With his confirmation hearing for the post of NASA administrator scheduled for Nov. 1, Rep. Jim Bridenstine (R-OK) is facing opposition from Sen. Patty Murray (D-WA) over his opposition to climate change research and “bigoted and hateful statements” he has made about gays, Muslims and women.
“Rep. Bridenstine’s background makes him an extremely concerning choice to lead this critical agency and its 19,000 diverse employees,” Murray wrote in athree-page letter released today.
“Rep. Bridenstine’s denial of climate change and consistent opposition to equal rights for women, immigrants, and gay, lesbian, bisexual, transgender and queer (LGBTQ) individuals should disqualify him from consideration,” Given his very public statements and positions, its clear Rep. Bridenstine would move us backwards not forwards, and I urge you to vote against his nomination.”

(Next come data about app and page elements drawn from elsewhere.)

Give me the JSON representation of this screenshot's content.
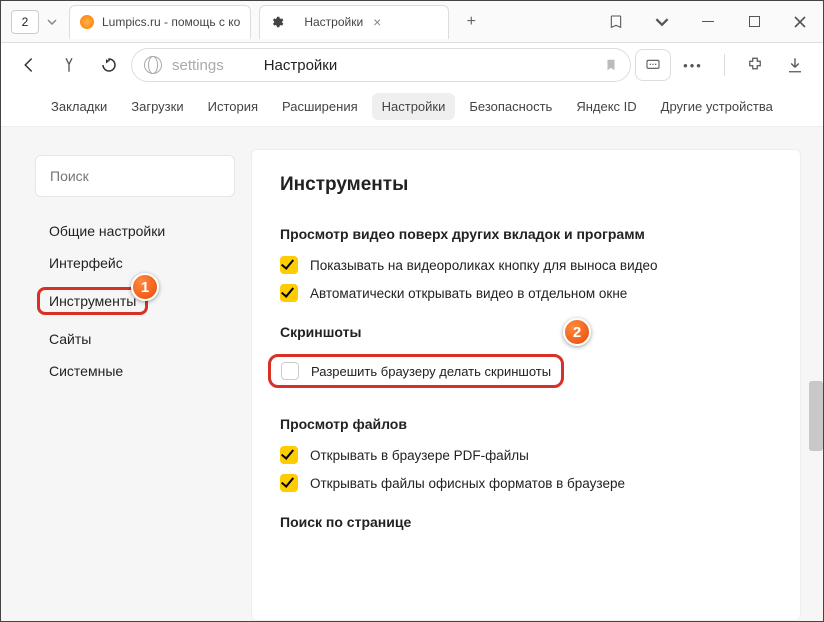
{
  "titlebar": {
    "tab_counter": "2",
    "tabs": [
      {
        "title": "Lumpics.ru - помощь с ко",
        "favicon": "#ff8800"
      },
      {
        "title": "Настройки",
        "favicon_gear": true
      }
    ]
  },
  "addressbar": {
    "host": "settings",
    "path": "Настройки"
  },
  "topnav": {
    "items": [
      "Закладки",
      "Загрузки",
      "История",
      "Расширения",
      "Настройки",
      "Безопасность",
      "Яндекс ID",
      "Другие устройства"
    ],
    "active_index": 4
  },
  "sidebar": {
    "search_placeholder": "Поиск",
    "items": [
      "Общие настройки",
      "Интерфейс",
      "Инструменты",
      "Сайты",
      "Системные"
    ],
    "highlight_index": 2
  },
  "main": {
    "heading": "Инструменты",
    "sections": {
      "video": {
        "title": "Просмотр видео поверх других вкладок и программ",
        "opt1": "Показывать на видеороликах кнопку для выноса видео",
        "opt2": "Автоматически открывать видео в отдельном окне"
      },
      "screenshots": {
        "title": "Скриншоты",
        "opt1": "Разрешить браузеру делать скриншоты"
      },
      "files": {
        "title": "Просмотр файлов",
        "opt1": "Открывать в браузере PDF-файлы",
        "opt2": "Открывать файлы офисных форматов в браузере"
      },
      "search": {
        "title": "Поиск по странице"
      }
    }
  },
  "annotations": {
    "badge1": "1",
    "badge2": "2"
  }
}
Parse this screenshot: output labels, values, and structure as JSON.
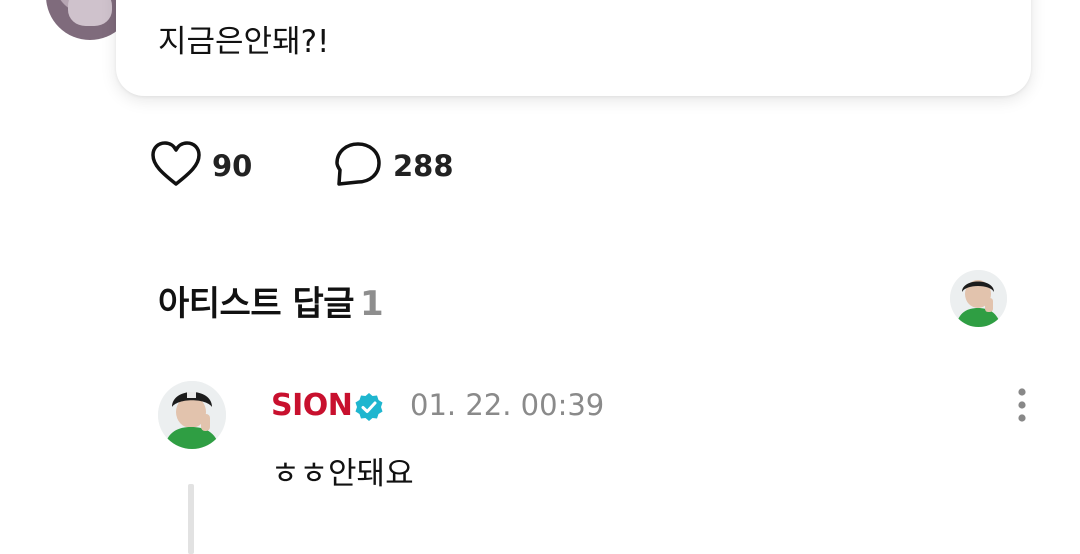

A group of more than 40 Florida scientists have signed an open letter to Senators Bill Nelson (D-FL) and Marco Rubio (R-FL) to oppose the nomination of Rep. Jim Bridenstine (R-OK) to become NASA administrator.
“The vital work of NASA’s Earth observation systems must continue without political interference,” the letter states. “We find it troubling that Congressman Bridenstine has repeated misinformation in his quest to deny climate change, notably in 2013 when he suggested that global temperatures were not rising….
“We urge you to oppose Jim Bridenstine’s nomination,” the letter adds. “He has no scientific training and little administrative experience and he is not qualified to lead this prestigious agency.”
Rep. Jim Bridenstine’s nomination to become the next NASA administrator has already run into trouble, with Senators Bill Nelson (D-FL) and Marco Rubio (R-FL) expressing concerns over appointing a politician to lead an agency that has enjoyed broad bipartisan support and has been mostly free of the sharp partisan divisions that have led to gridlock in Congress in recent years.
Some media reports have suggested that Rubio is angry at Bridenstine’s attacks upon him when he ran for president, a charge the Florida senator denies. Bridenstine first backed Ted Cruz’s bid, then switched to Donald Trump after Cruz dropped out of the race.
Or it could be the conservative Oklahoma Republican’s floor speeches, which include one in which he claimed President Barack Obama “dishonesty, incompetence, vengefulness and lack of moral compass lead many to suggest that he is not fit to lead.” His opinion of Vice President Joe Biden was hardly better. “The only problem is that his vice president is equally unfit and even more embarrassing,” Bridenstine said.
Did I mention Bridenstine is a strong Trump supporter? Let that sink in for a moment.
Aside from the concerns about partisanship, there is one other issue that could cause Senators to vote against Bridenstine when his nomination is considered later this year: climate change, also known as global warming.